- Activity:
Retype each of the records below exactly, leaving the pictures out.

─── Material to process ───

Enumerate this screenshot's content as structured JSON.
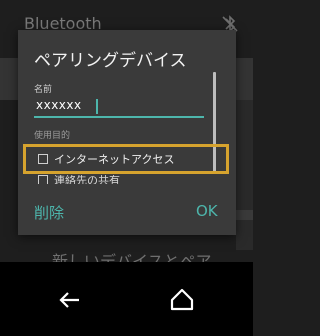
{
  "background": {
    "title": "Bluetooth",
    "pair_item": "新しいデバイスとペア"
  },
  "dialog": {
    "title": "ペアリングデバイス",
    "name_label": "名前",
    "name_value": "xxxxxx",
    "purpose_label": "使用目的",
    "options": [
      {
        "label": "インターネットアクセス",
        "checked": false
      },
      {
        "label": "連絡先の共有",
        "checked": false
      }
    ],
    "delete_label": "削除",
    "ok_label": "OK"
  },
  "colors": {
    "accent": "#4db6ac",
    "highlight": "#d6a32e",
    "dialog_bg": "#3a3a3a"
  }
}
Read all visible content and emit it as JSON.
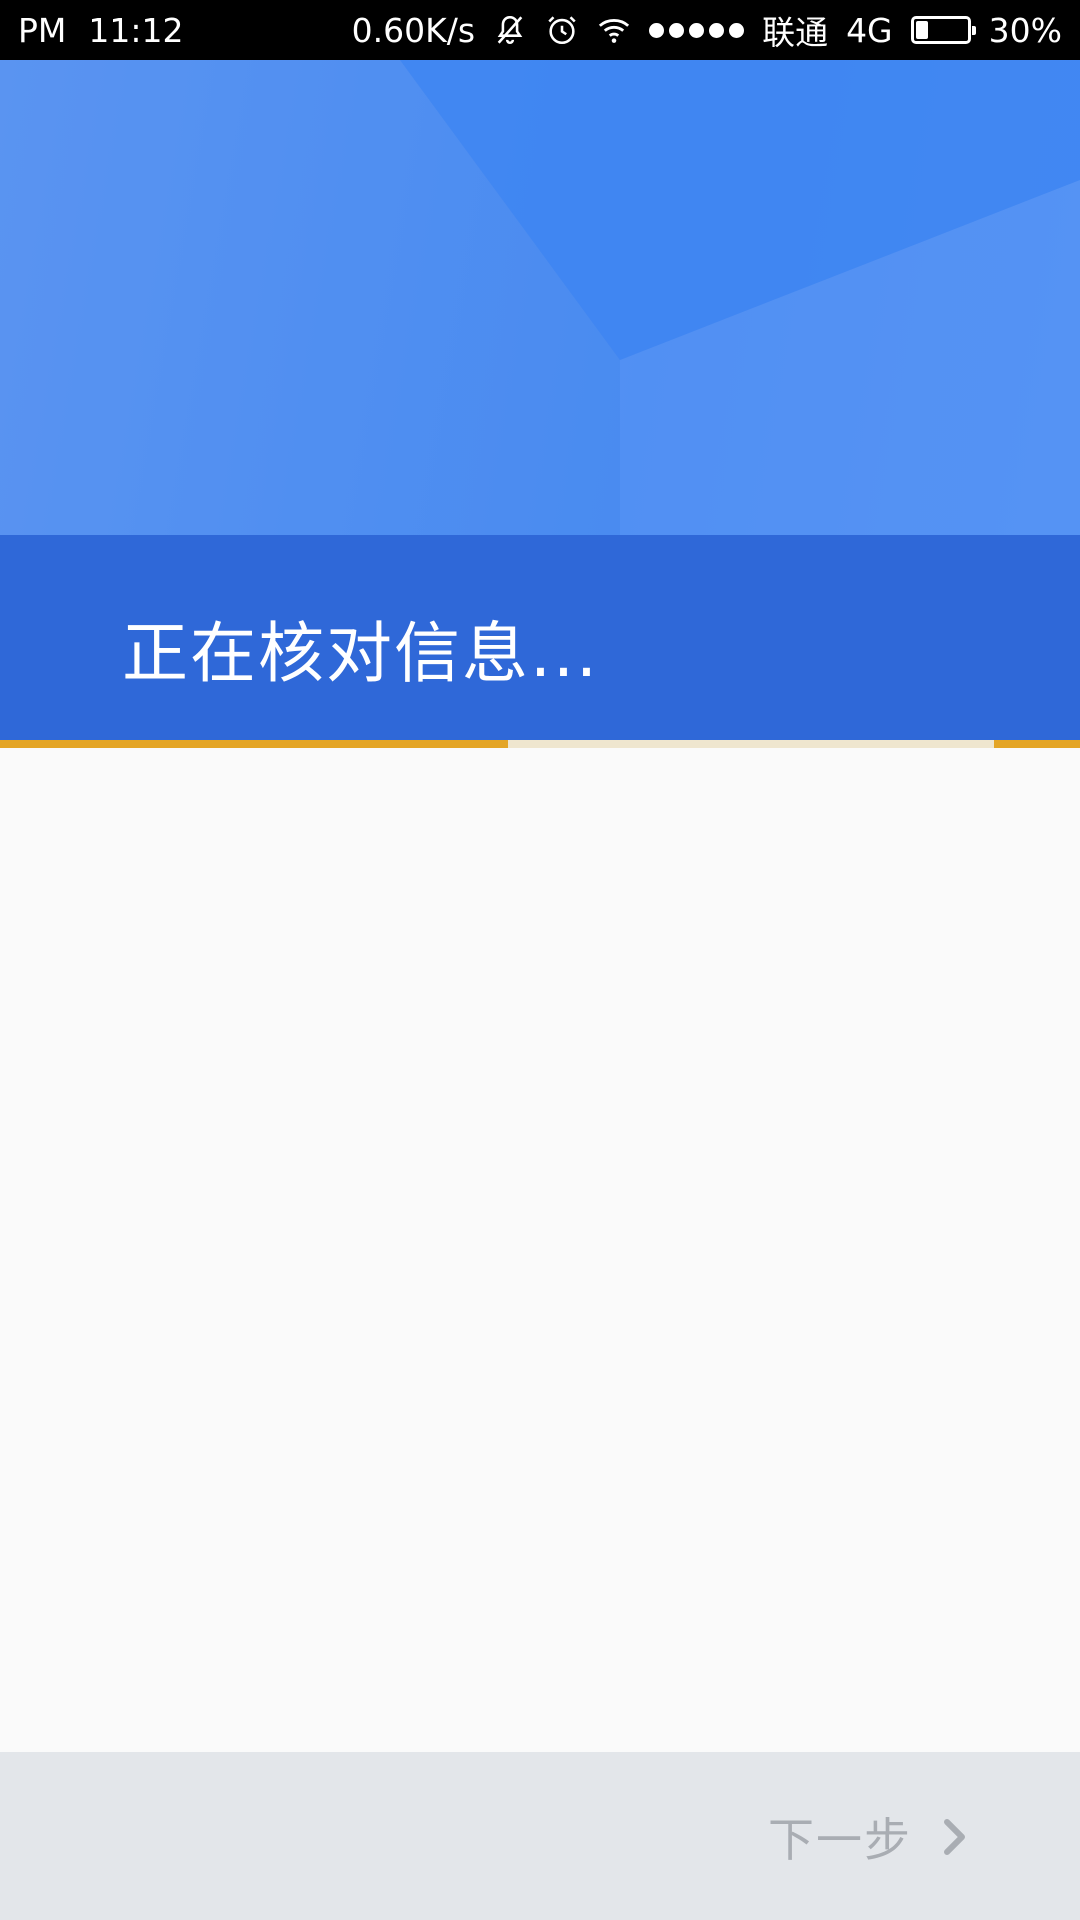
{
  "status_bar": {
    "period": "PM",
    "time": "11:12",
    "net_speed": "0.60K/s",
    "carrier": "联通",
    "network": "4G",
    "battery_level": 0.3,
    "battery_text": "30%",
    "icons": [
      "bell-off-icon",
      "alarm-icon",
      "wifi-icon",
      "signal-icon",
      "battery-icon"
    ]
  },
  "header": {
    "title": "正在核对信息...",
    "colors": {
      "band": "#2f68d8",
      "background": "#4487f1",
      "progress": "#e4a526"
    }
  },
  "progress": {
    "value": 0.47
  },
  "footer": {
    "next_label": "下一步",
    "next_icon": "chevron-right-icon"
  }
}
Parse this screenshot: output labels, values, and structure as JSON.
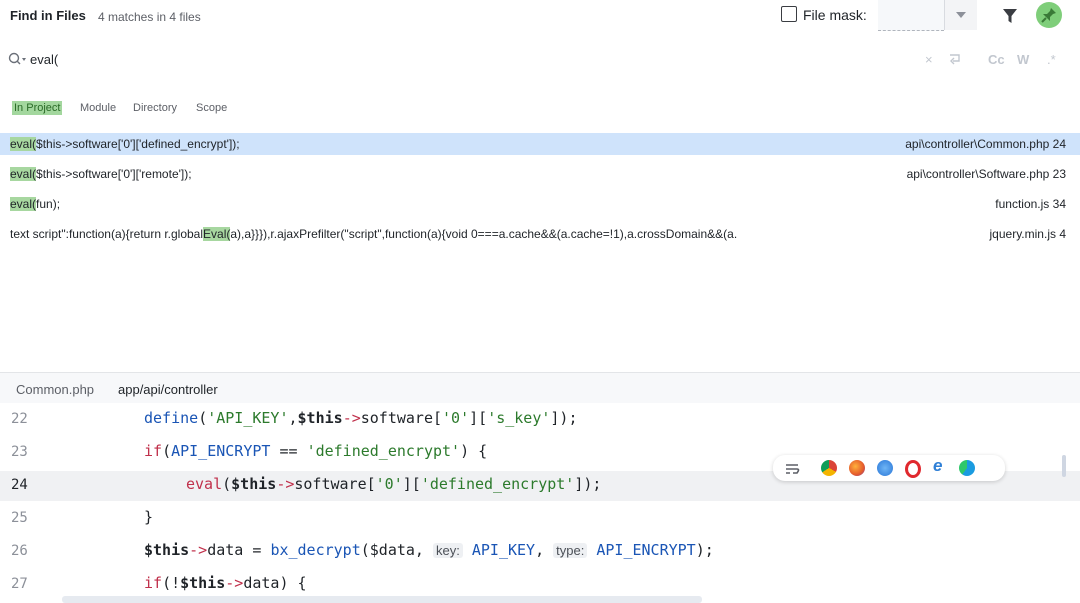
{
  "header": {
    "title": "Find in Files",
    "subtitle": "4 matches in 4 files",
    "file_mask_label": "File mask:"
  },
  "search": {
    "query": "eval("
  },
  "scopes": [
    {
      "label": "In Project",
      "active": true
    },
    {
      "label": "Module",
      "active": false
    },
    {
      "label": "Directory",
      "active": false
    },
    {
      "label": "Scope",
      "active": false
    }
  ],
  "results": [
    {
      "match": "eval(",
      "rest": "$this->software['0']['defined_encrypt']);",
      "location": "api\\controller\\Common.php 24",
      "selected": true
    },
    {
      "match": "eval(",
      "rest": "$this->software['0']['remote']);",
      "location": "api\\controller\\Software.php 23",
      "selected": false
    },
    {
      "match": "eval(",
      "rest": "fun);",
      "location": "function.js 34",
      "selected": false
    },
    {
      "pre": "text script\":function(a){return r.global",
      "match": "Eval(",
      "rest": "a),a}}}),r.ajaxPrefilter(\"script\",function(a){void 0===a.cache&&(a.cache=!1),a.crossDomain&&(a.",
      "location": "jquery.min.js 4",
      "selected": false
    }
  ],
  "preview": {
    "file": "Common.php",
    "path": "app/api/controller"
  },
  "code_lines": [
    {
      "num": "22"
    },
    {
      "num": "23"
    },
    {
      "num": "24"
    },
    {
      "num": "25"
    },
    {
      "num": "26"
    },
    {
      "num": "27"
    }
  ],
  "code_text": {
    "l22": {
      "fn": "define",
      "a": "(",
      "s1": "'API_KEY'",
      "b": ",",
      "this": "$this",
      "arrow": "->",
      "c": "software[",
      "s2": "'0'",
      "d": "][",
      "s3": "'s_key'",
      "e": "]);"
    },
    "l23": {
      "k": "if",
      "a": "(",
      "c1": "API_ENCRYPT",
      "b": " == ",
      "s": "'defined_encrypt'",
      "e": ") {"
    },
    "l24": {
      "k": "eval",
      "a": "(",
      "this": "$this",
      "arrow": "->",
      "c": "software[",
      "s1": "'0'",
      "d": "][",
      "s2": "'defined_encrypt'",
      "e": "]);"
    },
    "l25": {
      "t": "}"
    },
    "l26": {
      "this": "$this",
      "arrow": "->",
      "a": "data = ",
      "fn": "bx_decrypt",
      "b": "($data, ",
      "h1": "key:",
      "c1": "API_KEY",
      "c": ", ",
      "h2": "type:",
      "c2": "API_ENCRYPT",
      "e": ");"
    },
    "l27": {
      "k": "if",
      "a": "(!",
      "this": "$this",
      "arrow": "->",
      "b": "data) {"
    }
  },
  "colors": {
    "accent_green": "#7fce7a",
    "selection": "#cfe3fb",
    "match_highlight": "#a7d7a0"
  },
  "icons": [
    "search-icon",
    "filter-icon",
    "pin-icon",
    "clear-icon",
    "wrap-icon",
    "chevron-down-icon"
  ]
}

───

- Solved exercise:
Enumerate this screenshot's content as structured JSON.
{
  "background": {
    "title": "Bluetooth",
    "pair_item": "新しいデバイスとペア"
  },
  "dialog": {
    "title": "ペアリングデバイス",
    "name_label": "名前",
    "name_value": "xxxxxx",
    "purpose_label": "使用目的",
    "options": [
      {
        "label": "インターネットアクセス",
        "checked": false
      },
      {
        "label": "連絡先の共有",
        "checked": false
      }
    ],
    "delete_label": "削除",
    "ok_label": "OK"
  },
  "colors": {
    "accent": "#4db6ac",
    "highlight": "#d6a32e",
    "dialog_bg": "#3a3a3a"
  }
}
Read all visible content and emit it as JSON.
{
  "status_bar": {
    "period": "PM",
    "time": "11:12",
    "net_speed": "0.60K/s",
    "carrier": "联通",
    "network": "4G",
    "battery_level": 0.3,
    "battery_text": "30%",
    "icons": [
      "bell-off-icon",
      "alarm-icon",
      "wifi-icon",
      "signal-icon",
      "battery-icon"
    ]
  },
  "header": {
    "title": "正在核对信息...",
    "colors": {
      "band": "#2f68d8",
      "background": "#4487f1",
      "progress": "#e4a526"
    }
  },
  "progress": {
    "value": 0.47
  },
  "footer": {
    "next_label": "下一步",
    "next_icon": "chevron-right-icon"
  }
}
Parse this screenshot: output labels, values, and structure as JSON.
{
  "header": {
    "title": "Find in Files",
    "subtitle": "4 matches in 4 files",
    "file_mask_label": "File mask:"
  },
  "search": {
    "query": "eval("
  },
  "scopes": [
    {
      "label": "In Project",
      "active": true
    },
    {
      "label": "Module",
      "active": false
    },
    {
      "label": "Directory",
      "active": false
    },
    {
      "label": "Scope",
      "active": false
    }
  ],
  "results": [
    {
      "match": "eval(",
      "rest": "$this->software['0']['defined_encrypt']);",
      "location": "api\\controller\\Common.php 24",
      "selected": true
    },
    {
      "match": "eval(",
      "rest": "$this->software['0']['remote']);",
      "location": "api\\controller\\Software.php 23",
      "selected": false
    },
    {
      "match": "eval(",
      "rest": "fun);",
      "location": "function.js 34",
      "selected": false
    },
    {
      "pre": "text script\":function(a){return r.global",
      "match": "Eval(",
      "rest": "a),a}}}),r.ajaxPrefilter(\"script\",function(a){void 0===a.cache&&(a.cache=!1),a.crossDomain&&(a.",
      "location": "jquery.min.js 4",
      "selected": false
    }
  ],
  "preview": {
    "file": "Common.php",
    "path": "app/api/controller"
  },
  "code_lines": [
    {
      "num": "22"
    },
    {
      "num": "23"
    },
    {
      "num": "24"
    },
    {
      "num": "25"
    },
    {
      "num": "26"
    },
    {
      "num": "27"
    }
  ],
  "code_text": {
    "l22": {
      "fn": "define",
      "a": "(",
      "s1": "'API_KEY'",
      "b": ",",
      "this": "$this",
      "arrow": "->",
      "c": "software[",
      "s2": "'0'",
      "d": "][",
      "s3": "'s_key'",
      "e": "]);"
    },
    "l23": {
      "k": "if",
      "a": "(",
      "c1": "API_ENCRYPT",
      "b": " == ",
      "s": "'defined_encrypt'",
      "e": ") {"
    },
    "l24": {
      "k": "eval",
      "a": "(",
      "this": "$this",
      "arrow": "->",
      "c": "software[",
      "s1": "'0'",
      "d": "][",
      "s2": "'defined_encrypt'",
      "e": "]);"
    },
    "l25": {
      "t": "}"
    },
    "l26": {
      "this": "$this",
      "arrow": "->",
      "a": "data = ",
      "fn": "bx_decrypt",
      "b": "($data, ",
      "h1": "key:",
      "c1": "API_KEY",
      "c": ", ",
      "h2": "type:",
      "c2": "API_ENCRYPT",
      "e": ");"
    },
    "l27": {
      "k": "if",
      "a": "(!",
      "this": "$this",
      "arrow": "->",
      "b": "data) {"
    }
  },
  "colors": {
    "accent_green": "#7fce7a",
    "selection": "#cfe3fb",
    "match_highlight": "#a7d7a0"
  },
  "icons": [
    "search-icon",
    "filter-icon",
    "pin-icon",
    "clear-icon",
    "wrap-icon",
    "chevron-down-icon"
  ]
}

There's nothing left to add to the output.